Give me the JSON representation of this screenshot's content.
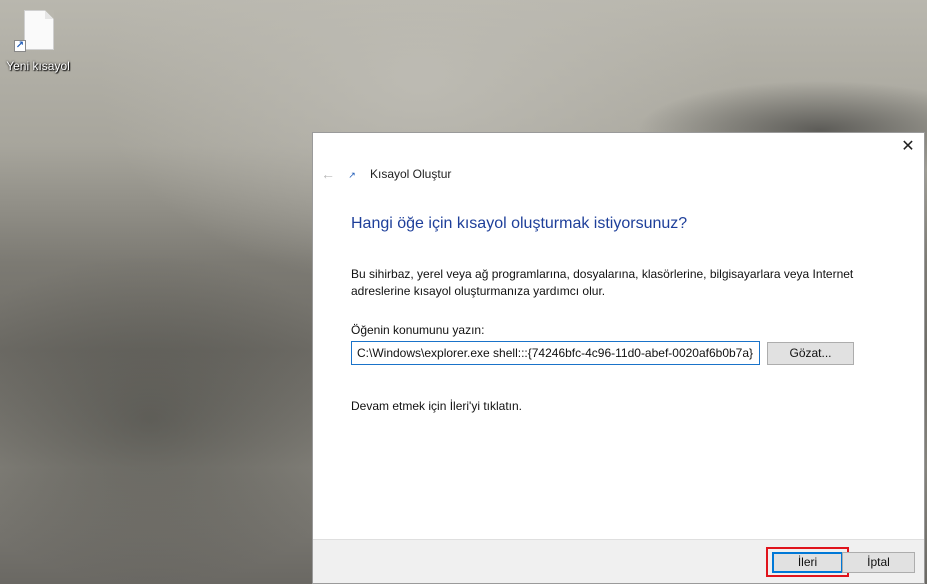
{
  "desktop": {
    "shortcut": {
      "label": "Yeni kısayol",
      "icon": "file-shortcut-icon",
      "badge_glyph": "↗"
    }
  },
  "dialog": {
    "close_glyph": "✕",
    "back_glyph": "←",
    "title_icon_glyph": "↗",
    "title": "Kısayol Oluştur",
    "heading": "Hangi öğe için kısayol oluşturmak istiyorsunuz?",
    "description": "Bu sihirbaz, yerel veya ağ programlarına, dosyalarına, klasörlerine, bilgisayarlara veya Internet adreslerine kısayol oluşturmanıza yardımcı olur.",
    "location_label": "Öğenin konumunu yazın:",
    "location_value": "C:\\Windows\\explorer.exe shell:::{74246bfc-4c96-11d0-abef-0020af6b0b7a}",
    "browse_label": "Gözat...",
    "continue_hint": "Devam etmek için İleri'yi tıklatın.",
    "footer": {
      "next_label": "İleri",
      "cancel_label": "İptal"
    }
  },
  "colors": {
    "heading": "#1e3f9a",
    "input_border": "#1a73c9",
    "highlight": "#e0141c",
    "footer_bg": "#f0f0f0"
  }
}
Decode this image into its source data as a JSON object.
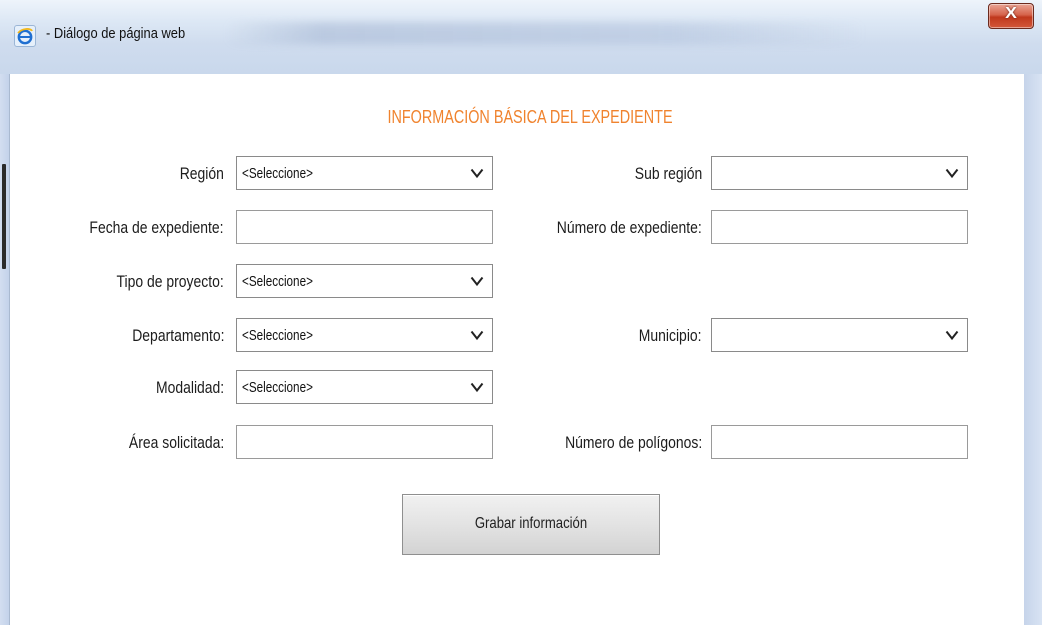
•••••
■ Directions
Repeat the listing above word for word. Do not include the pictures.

■ Answer to this exercise
Give me the JSON representation of this screenshot's content.
{
  "desktop": {
    "shortcut": {
      "label": "Yeni kısayol",
      "icon": "file-shortcut-icon",
      "badge_glyph": "↗"
    }
  },
  "dialog": {
    "close_glyph": "✕",
    "back_glyph": "←",
    "title_icon_glyph": "↗",
    "title": "Kısayol Oluştur",
    "heading": "Hangi öğe için kısayol oluşturmak istiyorsunuz?",
    "description": "Bu sihirbaz, yerel veya ağ programlarına, dosyalarına, klasörlerine, bilgisayarlara veya Internet adreslerine kısayol oluşturmanıza yardımcı olur.",
    "location_label": "Öğenin konumunu yazın:",
    "location_value": "C:\\Windows\\explorer.exe shell:::{74246bfc-4c96-11d0-abef-0020af6b0b7a}",
    "browse_label": "Gözat...",
    "continue_hint": "Devam etmek için İleri'yi tıklatın.",
    "footer": {
      "next_label": "İleri",
      "cancel_label": "İptal"
    }
  },
  "colors": {
    "heading": "#1e3f9a",
    "input_border": "#1a73c9",
    "highlight": "#e0141c",
    "footer_bg": "#f0f0f0"
  }
}
Decode this image into its source data as a JSON object.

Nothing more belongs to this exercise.